Check each line of the listing for the word "required" and report the ones that have it.

——————————

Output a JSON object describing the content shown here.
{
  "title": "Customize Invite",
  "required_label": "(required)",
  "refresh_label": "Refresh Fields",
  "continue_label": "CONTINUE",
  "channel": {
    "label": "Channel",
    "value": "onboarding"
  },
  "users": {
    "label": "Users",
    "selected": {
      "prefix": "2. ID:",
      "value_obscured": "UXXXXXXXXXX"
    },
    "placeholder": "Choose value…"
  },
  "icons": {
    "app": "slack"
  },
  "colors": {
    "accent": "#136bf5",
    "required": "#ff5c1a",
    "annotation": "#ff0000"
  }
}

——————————

» **ANSWER SPACE**:
  "required_label": "(required)",
    "required": "#ff5c1a",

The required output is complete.